February 27, the U.S government authorized Johnson & Johnson’s single-dose COVID-19 vaccine for emergency use.
In J&J’s 44,000-person global trial, the vaccine was found to be 66% effective at preventing moderate-to-severe COVID-19 four weeks after inoculation, and 100% effective in preventing hospitalization and death due to the virus.
“This is an emergency use authorization to really mitigate hopefully the devastating effects of the current pandemic,” said Marion Gruber, FDA’s Director of the Office of Vaccines Research & Review.
The FDA’s emergency use authorization kickstarts the federal government’s plan to distribute nearly 4 million doses of J&J’s vaccine to states, pharmacies, and community health centers across the nation next week.
J&J’s one-dose regimen eliminates the need for patients to return for a second dose and it can be stored at refrigerator temperatures for months.

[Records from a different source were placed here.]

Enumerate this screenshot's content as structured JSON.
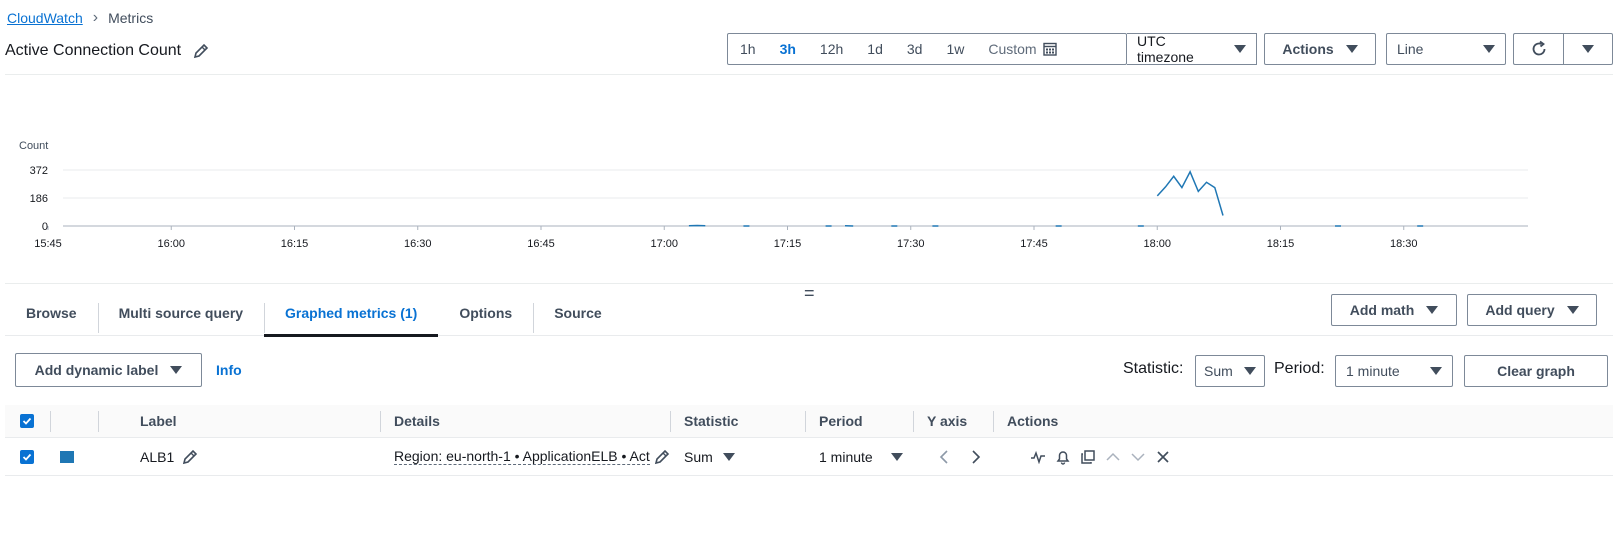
{
  "breadcrumb": {
    "root": "CloudWatch",
    "current": "Metrics"
  },
  "page_title": "Active Connection Count",
  "time_range": {
    "options": [
      "1h",
      "3h",
      "12h",
      "1d",
      "3d",
      "1w"
    ],
    "active": "3h",
    "custom_label": "Custom"
  },
  "timezone": "UTC timezone",
  "toolbar": {
    "actions_label": "Actions",
    "chart_type": "Line"
  },
  "chart_data": {
    "type": "line",
    "ylabel": "Count",
    "y_ticks": [
      "372",
      "186",
      "0"
    ],
    "ylim": [
      0,
      372
    ],
    "x_ticks": [
      "15:45",
      "16:00",
      "16:15",
      "16:30",
      "16:45",
      "17:00",
      "17:15",
      "17:30",
      "17:45",
      "18:00",
      "18:15",
      "18:30"
    ],
    "series": [
      {
        "color": "#1f77b4",
        "points": [
          [
            "17:03",
            1
          ],
          [
            "17:04",
            3
          ],
          [
            "17:05",
            1
          ],
          [
            "17:10",
            0
          ],
          [
            "17:20",
            0
          ],
          [
            "17:22",
            2
          ],
          [
            "17:23",
            0
          ],
          [
            "17:28",
            0
          ],
          [
            "17:33",
            0
          ],
          [
            "17:48",
            0
          ],
          [
            "17:58",
            0
          ],
          [
            "18:00",
            200
          ],
          [
            "18:01",
            260
          ],
          [
            "18:02",
            330
          ],
          [
            "18:03",
            255
          ],
          [
            "18:04",
            360
          ],
          [
            "18:05",
            230
          ],
          [
            "18:06",
            290
          ],
          [
            "18:07",
            255
          ],
          [
            "18:08",
            70
          ],
          [
            "18:22",
            0
          ],
          [
            "18:32",
            0
          ]
        ]
      }
    ]
  },
  "tabs": [
    {
      "label": "Browse",
      "active": false
    },
    {
      "label": "Multi source query",
      "active": false
    },
    {
      "label": "Graphed metrics (1)",
      "active": true
    },
    {
      "label": "Options",
      "active": false
    },
    {
      "label": "Source",
      "active": false
    }
  ],
  "buttons": {
    "add_math": "Add math",
    "add_query": "Add query",
    "add_dynamic_label": "Add dynamic label",
    "info": "Info",
    "clear_graph": "Clear graph"
  },
  "controls": {
    "statistic_label": "Statistic:",
    "statistic_value": "Sum",
    "period_label": "Period:",
    "period_value": "1 minute"
  },
  "table": {
    "headers": [
      "Label",
      "Details",
      "Statistic",
      "Period",
      "Y axis",
      "Actions"
    ],
    "rows": [
      {
        "label": "ALB1",
        "details": "Region: eu-north-1 • ApplicationELB • Act",
        "statistic": "Sum",
        "period": "1 minute",
        "color": "#1f77b4"
      }
    ]
  }
}
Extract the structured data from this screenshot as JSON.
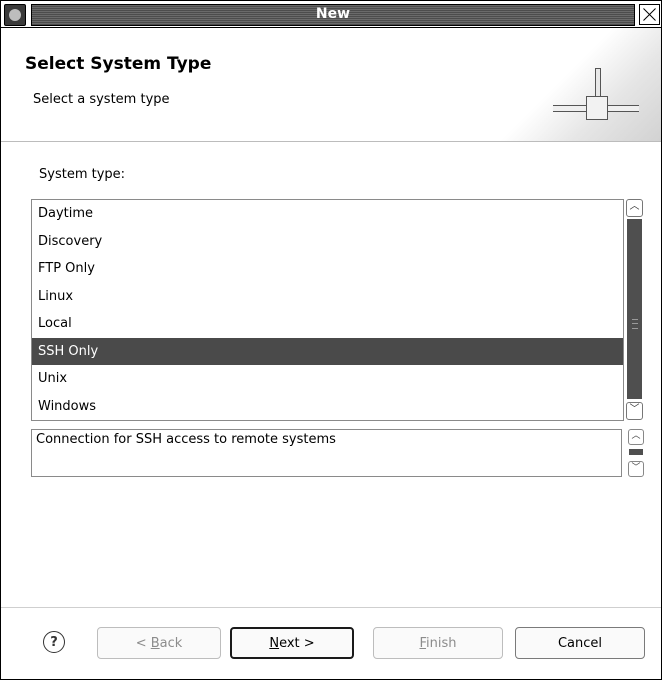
{
  "window": {
    "title": "New"
  },
  "header": {
    "title": "Select System Type",
    "subtitle": "Select a system type"
  },
  "system_type": {
    "label": "System type:",
    "items": [
      {
        "label": "Daytime"
      },
      {
        "label": "Discovery"
      },
      {
        "label": "FTP Only"
      },
      {
        "label": "Linux"
      },
      {
        "label": "Local"
      },
      {
        "label": "SSH Only"
      },
      {
        "label": "Unix"
      },
      {
        "label": "Windows"
      }
    ],
    "selected": "SSH Only"
  },
  "description": "Connection for SSH access to remote systems",
  "buttons": {
    "help": "?",
    "back": {
      "prefix": "< ",
      "mnemonic": "B",
      "rest": "ack"
    },
    "next": {
      "mnemonic": "N",
      "rest": "ext >"
    },
    "finish": {
      "mnemonic": "F",
      "rest": "inish"
    },
    "cancel": "Cancel"
  },
  "colors": {
    "selection": "#4a4a4a",
    "titlebar": "#5a5a5a"
  },
  "icons": {
    "window": "app-icon",
    "close": "close-icon",
    "header": "connector-plug-icon",
    "help": "help-icon"
  }
}
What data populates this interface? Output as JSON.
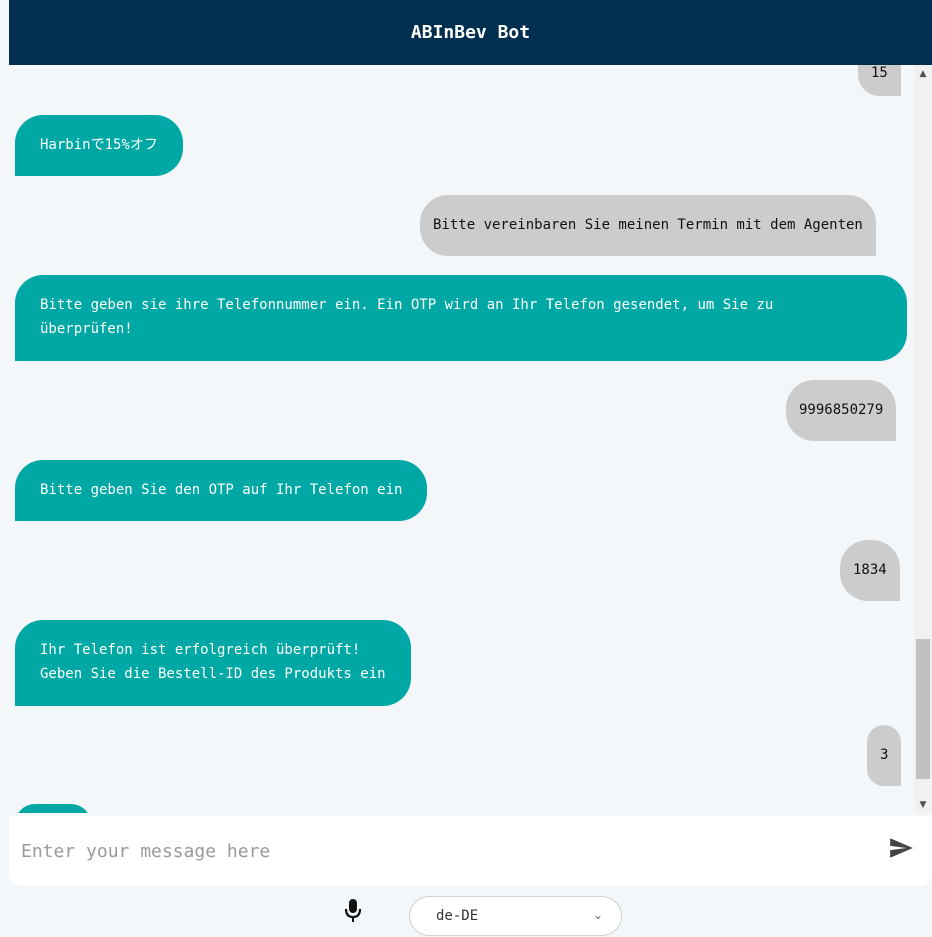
{
  "header": {
    "title": "ABInBev Bot"
  },
  "messages": [
    {
      "from": "user",
      "text": "15"
    },
    {
      "from": "bot",
      "text": "Harbinで15%オフ"
    },
    {
      "from": "user",
      "text": "Bitte vereinbaren Sie meinen Termin mit dem Agenten"
    },
    {
      "from": "bot",
      "line1": "Bitte geben sie ihre Telefonnummer ein. Ein OTP wird an Ihr Telefon gesendet, um Sie zu",
      "line2": "überprüfen!"
    },
    {
      "from": "user",
      "text": "9996850279"
    },
    {
      "from": "bot",
      "text": "Bitte geben Sie den OTP auf Ihr Telefon ein"
    },
    {
      "from": "user",
      "text": "1834"
    },
    {
      "from": "bot",
      "line1": "Ihr Telefon ist erfolgreich überprüft!",
      "line2": "Geben Sie die Bestell-ID des Produkts ein"
    },
    {
      "from": "user",
      "text": "3"
    },
    {
      "from": "bot",
      "text": ""
    }
  ],
  "input": {
    "placeholder": "Enter your message here"
  },
  "language": {
    "selected": "de-DE"
  },
  "icons": {
    "send": "send-icon",
    "mic": "microphone-icon",
    "caret": "chevron-down-icon"
  },
  "colors": {
    "header": "#012f4f",
    "bot_bubble": "#00a8a5",
    "user_bubble": "#cccccc",
    "background": "#f4f7fa"
  }
}
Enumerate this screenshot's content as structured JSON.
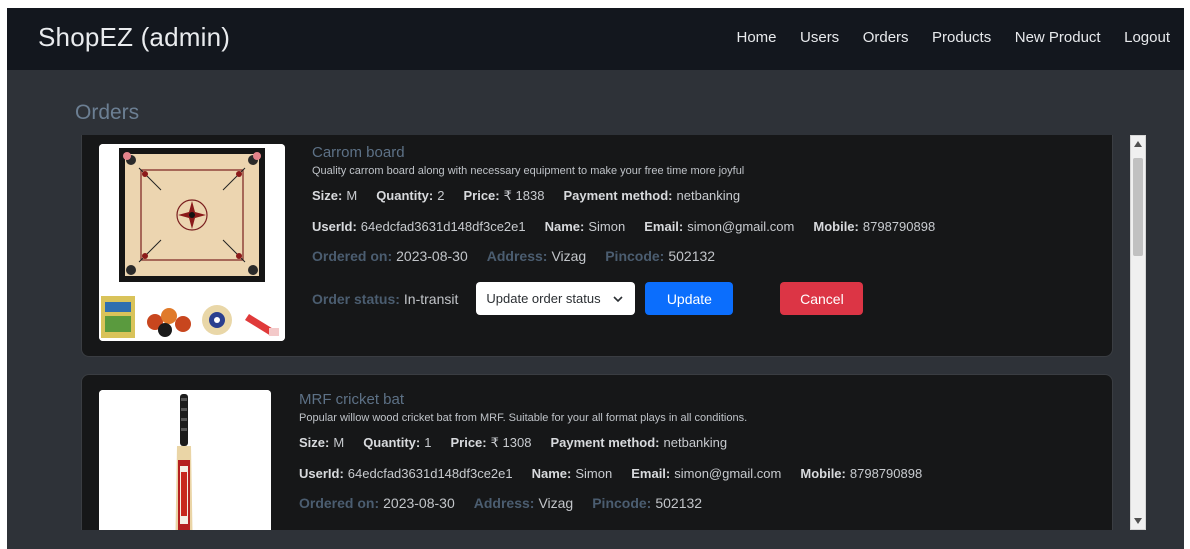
{
  "navbar": {
    "brand": "ShopEZ (admin)",
    "links": [
      "Home",
      "Users",
      "Orders",
      "Products",
      "New Product",
      "Logout"
    ]
  },
  "page": {
    "title": "Orders"
  },
  "orders": [
    {
      "title": "Carrom board",
      "description": "Quality carrom board along with necessary equipment to make your free time more joyful",
      "size_label": "Size:",
      "size": "M",
      "quantity_label": "Quantity:",
      "quantity": "2",
      "price_label": "Price:",
      "price": "₹ 1838",
      "payment_label": "Payment method:",
      "payment": "netbanking",
      "userid_label": "UserId:",
      "userid": "64edcfad3631d148df3ce2e1",
      "name_label": "Name:",
      "name": "Simon",
      "email_label": "Email:",
      "email": "simon@gmail.com",
      "mobile_label": "Mobile:",
      "mobile": "8798790898",
      "ordered_label": "Ordered on:",
      "ordered": "2023-08-30",
      "address_label": "Address:",
      "address": "Vizag",
      "pincode_label": "Pincode:",
      "pincode": "502132",
      "status_label": "Order status:",
      "status": "In-transit",
      "select_placeholder": "Update order status",
      "update_label": "Update",
      "cancel_label": "Cancel"
    },
    {
      "title": "MRF cricket bat",
      "description": "Popular willow wood cricket bat from MRF. Suitable for your all format plays in all conditions.",
      "size_label": "Size:",
      "size": "M",
      "quantity_label": "Quantity:",
      "quantity": "1",
      "price_label": "Price:",
      "price": "₹ 1308",
      "payment_label": "Payment method:",
      "payment": "netbanking",
      "userid_label": "UserId:",
      "userid": "64edcfad3631d148df3ce2e1",
      "name_label": "Name:",
      "name": "Simon",
      "email_label": "Email:",
      "email": "simon@gmail.com",
      "mobile_label": "Mobile:",
      "mobile": "8798790898",
      "ordered_label": "Ordered on:",
      "ordered": "2023-08-30",
      "address_label": "Address:",
      "address": "Vizag",
      "pincode_label": "Pincode:",
      "pincode": "502132"
    }
  ],
  "colors": {
    "navbar_bg": "#13171e",
    "page_bg": "#2e3238",
    "card_bg": "#161718",
    "primary": "#0b6efd",
    "danger": "#dc3545",
    "muted_label": "#4b5d70"
  },
  "icons": {
    "select": "chevron-down-icon",
    "scroll_up": "triangle-up-icon",
    "scroll_down": "triangle-down-icon"
  }
}
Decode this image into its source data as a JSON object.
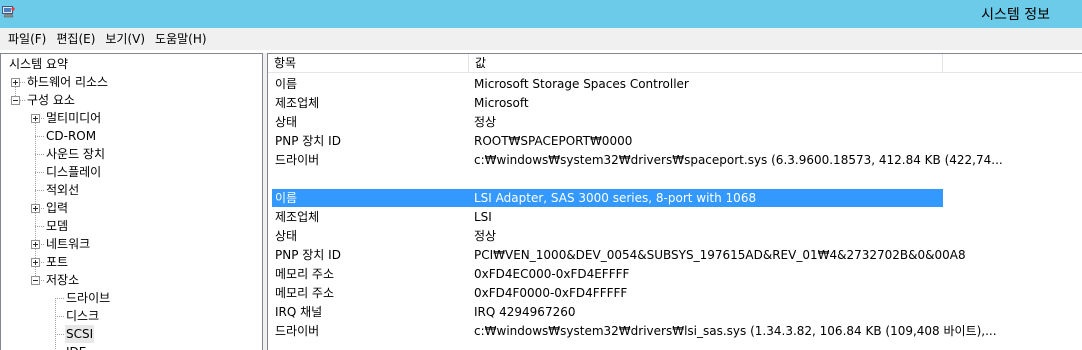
{
  "window": {
    "title": "시스템 정보"
  },
  "menu": [
    "파일(F)",
    "편집(E)",
    "보기(V)",
    "도움말(H)"
  ],
  "tree": {
    "items": [
      {
        "label": "시스템 요약",
        "depth": 0,
        "expander": "none"
      },
      {
        "label": "하드웨어 리소스",
        "depth": 1,
        "expander": "plus"
      },
      {
        "label": "구성 요소",
        "depth": 1,
        "expander": "minus"
      },
      {
        "label": "멀티미디어",
        "depth": 2,
        "expander": "plus"
      },
      {
        "label": "CD-ROM",
        "depth": 2,
        "expander": "none"
      },
      {
        "label": "사운드 장치",
        "depth": 2,
        "expander": "none"
      },
      {
        "label": "디스플레이",
        "depth": 2,
        "expander": "none"
      },
      {
        "label": "적외선",
        "depth": 2,
        "expander": "none"
      },
      {
        "label": "입력",
        "depth": 2,
        "expander": "plus"
      },
      {
        "label": "모뎀",
        "depth": 2,
        "expander": "none"
      },
      {
        "label": "네트워크",
        "depth": 2,
        "expander": "plus"
      },
      {
        "label": "포트",
        "depth": 2,
        "expander": "plus"
      },
      {
        "label": "저장소",
        "depth": 2,
        "expander": "minus"
      },
      {
        "label": "드라이브",
        "depth": 3,
        "expander": "none"
      },
      {
        "label": "디스크",
        "depth": 3,
        "expander": "none"
      },
      {
        "label": "SCSI",
        "depth": 3,
        "expander": "none",
        "selected": true
      },
      {
        "label": "IDE",
        "depth": 3,
        "expander": "none"
      }
    ]
  },
  "details": {
    "columns": [
      "항목",
      "값",
      ""
    ],
    "rows": [
      {
        "item": "이름",
        "value": "Microsoft Storage Spaces Controller"
      },
      {
        "item": "제조업체",
        "value": "Microsoft"
      },
      {
        "item": "상태",
        "value": "정상"
      },
      {
        "item": "PNP 장치 ID",
        "value": "ROOT₩SPACEPORT₩0000"
      },
      {
        "item": "드라이버",
        "value": "c:₩windows₩system32₩drivers₩spaceport.sys (6.3.9600.18573, 412.84 KB (422,74..."
      },
      {
        "item": "",
        "value": ""
      },
      {
        "item": "이름",
        "value": "LSI Adapter, SAS 3000 series, 8-port with 1068",
        "highlighted": true
      },
      {
        "item": "제조업체",
        "value": "LSI"
      },
      {
        "item": "상태",
        "value": "정상"
      },
      {
        "item": "PNP 장치 ID",
        "value": "PCI₩VEN_1000&DEV_0054&SUBSYS_197615AD&REV_01₩4&2732702B&0&00A8"
      },
      {
        "item": "메모리 주소",
        "value": "0xFD4EC000-0xFD4EFFFF"
      },
      {
        "item": "메모리 주소",
        "value": "0xFD4F0000-0xFD4FFFFF"
      },
      {
        "item": "IRQ 채널",
        "value": "IRQ 4294967260"
      },
      {
        "item": "드라이버",
        "value": "c:₩windows₩system32₩drivers₩lsi_sas.sys (1.34.3.82, 106.84 KB (109,408 바이트),..."
      }
    ]
  },
  "colors": {
    "titlebar": "#6ccbe8",
    "selection": "#3399ff",
    "tree_selection": "#e8e8e8"
  }
}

“It potentially could play a very substantial role if we have enough doses because it’s only a single-dose vaccine and that will make it attractive to people who are difficult to reach,” said Dr. William Schaffner, an infectious disease expert at Vanderbilt University Medical Center in Nashville. “It’s one and done.”
J&J’s vaccine “makes it operationally easier in lots of contexts,” Dr. Nancy Messonnier said, Director of the CDC’s National Center for Immunization and Respiratory Diseases.
“I expect lots of considerations state health departments are having around these vaccines is more about the ease of use of the J&J vaccine and how it might be better suited for some populations,” she added.
J&J is testing a two-dose version of its vaccine, with results expected this summer.